Work to be completed: From the first line to the last, reproduce the records exactly as they appear below.

[Dataset rows describing interfaces]
----
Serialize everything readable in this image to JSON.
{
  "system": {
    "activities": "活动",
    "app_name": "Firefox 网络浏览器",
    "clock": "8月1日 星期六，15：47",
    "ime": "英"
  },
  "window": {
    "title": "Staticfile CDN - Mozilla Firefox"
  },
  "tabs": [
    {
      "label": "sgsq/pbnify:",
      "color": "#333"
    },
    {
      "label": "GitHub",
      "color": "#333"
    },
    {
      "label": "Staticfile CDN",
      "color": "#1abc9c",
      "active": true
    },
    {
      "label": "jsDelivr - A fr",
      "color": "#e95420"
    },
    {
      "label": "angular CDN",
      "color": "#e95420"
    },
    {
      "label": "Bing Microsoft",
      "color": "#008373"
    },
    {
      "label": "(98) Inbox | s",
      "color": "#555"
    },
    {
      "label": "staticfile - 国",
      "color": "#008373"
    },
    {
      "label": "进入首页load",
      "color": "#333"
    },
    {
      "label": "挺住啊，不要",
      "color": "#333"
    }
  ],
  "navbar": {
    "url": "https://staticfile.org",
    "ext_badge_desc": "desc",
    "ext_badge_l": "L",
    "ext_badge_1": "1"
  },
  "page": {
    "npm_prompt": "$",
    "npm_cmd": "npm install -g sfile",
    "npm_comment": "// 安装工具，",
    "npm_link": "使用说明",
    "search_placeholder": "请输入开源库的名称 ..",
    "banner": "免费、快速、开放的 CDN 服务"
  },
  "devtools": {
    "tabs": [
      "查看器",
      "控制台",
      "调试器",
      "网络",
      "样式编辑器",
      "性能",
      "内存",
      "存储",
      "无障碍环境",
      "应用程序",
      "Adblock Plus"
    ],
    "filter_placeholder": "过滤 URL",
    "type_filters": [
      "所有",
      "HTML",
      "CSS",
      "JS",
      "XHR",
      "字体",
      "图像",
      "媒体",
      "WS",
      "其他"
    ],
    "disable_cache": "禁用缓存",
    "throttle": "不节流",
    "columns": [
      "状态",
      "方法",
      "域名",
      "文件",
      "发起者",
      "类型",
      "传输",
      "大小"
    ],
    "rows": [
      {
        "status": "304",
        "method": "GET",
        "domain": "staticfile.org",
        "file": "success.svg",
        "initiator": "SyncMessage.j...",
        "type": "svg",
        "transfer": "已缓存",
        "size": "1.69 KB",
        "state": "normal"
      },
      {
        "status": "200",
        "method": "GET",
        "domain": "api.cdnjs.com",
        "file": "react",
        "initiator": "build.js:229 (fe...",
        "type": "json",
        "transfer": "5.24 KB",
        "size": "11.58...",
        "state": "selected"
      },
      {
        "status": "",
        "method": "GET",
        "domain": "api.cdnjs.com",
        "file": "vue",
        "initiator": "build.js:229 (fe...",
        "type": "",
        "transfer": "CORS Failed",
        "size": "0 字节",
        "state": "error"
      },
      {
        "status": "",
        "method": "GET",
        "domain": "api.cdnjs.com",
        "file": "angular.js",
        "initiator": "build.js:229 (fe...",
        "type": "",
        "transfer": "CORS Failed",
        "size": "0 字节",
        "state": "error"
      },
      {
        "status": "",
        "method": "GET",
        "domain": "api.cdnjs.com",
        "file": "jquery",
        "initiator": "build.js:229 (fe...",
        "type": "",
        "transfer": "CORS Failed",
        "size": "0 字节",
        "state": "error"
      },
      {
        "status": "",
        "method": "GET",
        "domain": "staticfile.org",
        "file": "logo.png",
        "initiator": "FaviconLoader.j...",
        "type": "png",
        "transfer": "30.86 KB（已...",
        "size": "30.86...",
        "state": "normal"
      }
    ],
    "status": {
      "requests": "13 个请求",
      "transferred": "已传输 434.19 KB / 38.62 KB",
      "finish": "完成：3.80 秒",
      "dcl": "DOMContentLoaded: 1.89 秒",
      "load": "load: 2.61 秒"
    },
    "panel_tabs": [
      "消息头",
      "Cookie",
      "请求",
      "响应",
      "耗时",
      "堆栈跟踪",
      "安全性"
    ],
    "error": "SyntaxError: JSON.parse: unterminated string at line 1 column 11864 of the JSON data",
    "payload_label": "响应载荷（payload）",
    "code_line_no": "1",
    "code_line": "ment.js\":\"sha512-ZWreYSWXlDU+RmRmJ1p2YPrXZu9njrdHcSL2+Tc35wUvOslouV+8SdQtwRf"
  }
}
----
Response for this exercise:
Serialize everything readable in this image to JSON.
{
  "system": {
    "activities": "活动",
    "app_name": "Firefox 网络浏览器",
    "clock": "8月1日 星期六，15：47",
    "ime": "英"
  },
  "window": {
    "title": "Staticfile CDN - Mozilla Firefox"
  },
  "tabs": [
    {
      "label": "sgsq/pbnify:",
      "color": "#333"
    },
    {
      "label": "GitHub",
      "color": "#333"
    },
    {
      "label": "Staticfile CDN",
      "color": "#1abc9c",
      "active": true
    },
    {
      "label": "jsDelivr - A fr",
      "color": "#e95420"
    },
    {
      "label": "angular CDN",
      "color": "#e95420"
    },
    {
      "label": "Bing Microsoft",
      "color": "#008373"
    },
    {
      "label": "(98) Inbox | s",
      "color": "#555"
    },
    {
      "label": "staticfile - 国",
      "color": "#008373"
    },
    {
      "label": "进入首页load",
      "color": "#333"
    },
    {
      "label": "挺住啊，不要",
      "color": "#333"
    }
  ],
  "navbar": {
    "url": "https://staticfile.org",
    "ext_badge_desc": "desc",
    "ext_badge_l": "L",
    "ext_badge_1": "1"
  },
  "page": {
    "npm_prompt": "$",
    "npm_cmd": "npm install -g sfile",
    "npm_comment": "// 安装工具，",
    "npm_link": "使用说明",
    "search_placeholder": "请输入开源库的名称 ..",
    "banner": "免费、快速、开放的 CDN 服务"
  },
  "devtools": {
    "tabs": [
      "查看器",
      "控制台",
      "调试器",
      "网络",
      "样式编辑器",
      "性能",
      "内存",
      "存储",
      "无障碍环境",
      "应用程序",
      "Adblock Plus"
    ],
    "filter_placeholder": "过滤 URL",
    "type_filters": [
      "所有",
      "HTML",
      "CSS",
      "JS",
      "XHR",
      "字体",
      "图像",
      "媒体",
      "WS",
      "其他"
    ],
    "disable_cache": "禁用缓存",
    "throttle": "不节流",
    "columns": [
      "状态",
      "方法",
      "域名",
      "文件",
      "发起者",
      "类型",
      "传输",
      "大小"
    ],
    "rows": [
      {
        "status": "304",
        "method": "GET",
        "domain": "staticfile.org",
        "file": "success.svg",
        "initiator": "SyncMessage.j...",
        "type": "svg",
        "transfer": "已缓存",
        "size": "1.69 KB",
        "state": "normal"
      },
      {
        "status": "200",
        "method": "GET",
        "domain": "api.cdnjs.com",
        "file": "react",
        "initiator": "build.js:229 (fe...",
        "type": "json",
        "transfer": "5.24 KB",
        "size": "11.58...",
        "state": "selected"
      },
      {
        "status": "",
        "method": "GET",
        "domain": "api.cdnjs.com",
        "file": "vue",
        "initiator": "build.js:229 (fe...",
        "type": "",
        "transfer": "CORS Failed",
        "size": "0 字节",
        "state": "error"
      },
      {
        "status": "",
        "method": "GET",
        "domain": "api.cdnjs.com",
        "file": "angular.js",
        "initiator": "build.js:229 (fe...",
        "type": "",
        "transfer": "CORS Failed",
        "size": "0 字节",
        "state": "error"
      },
      {
        "status": "",
        "method": "GET",
        "domain": "api.cdnjs.com",
        "file": "jquery",
        "initiator": "build.js:229 (fe...",
        "type": "",
        "transfer": "CORS Failed",
        "size": "0 字节",
        "state": "error"
      },
      {
        "status": "",
        "method": "GET",
        "domain": "staticfile.org",
        "file": "logo.png",
        "initiator": "FaviconLoader.j...",
        "type": "png",
        "transfer": "30.86 KB（已...",
        "size": "30.86...",
        "state": "normal"
      }
    ],
    "status": {
      "requests": "13 个请求",
      "transferred": "已传输 434.19 KB / 38.62 KB",
      "finish": "完成：3.80 秒",
      "dcl": "DOMContentLoaded: 1.89 秒",
      "load": "load: 2.61 秒"
    },
    "panel_tabs": [
      "消息头",
      "Cookie",
      "请求",
      "响应",
      "耗时",
      "堆栈跟踪",
      "安全性"
    ],
    "error": "SyntaxError: JSON.parse: unterminated string at line 1 column 11864 of the JSON data",
    "payload_label": "响应载荷（payload）",
    "code_line_no": "1",
    "code_line": "ment.js\":\"sha512-ZWreYSWXlDU+RmRmJ1p2YPrXZu9njrdHcSL2+Tc35wUvOslouV+8SdQtwRf"
  }
}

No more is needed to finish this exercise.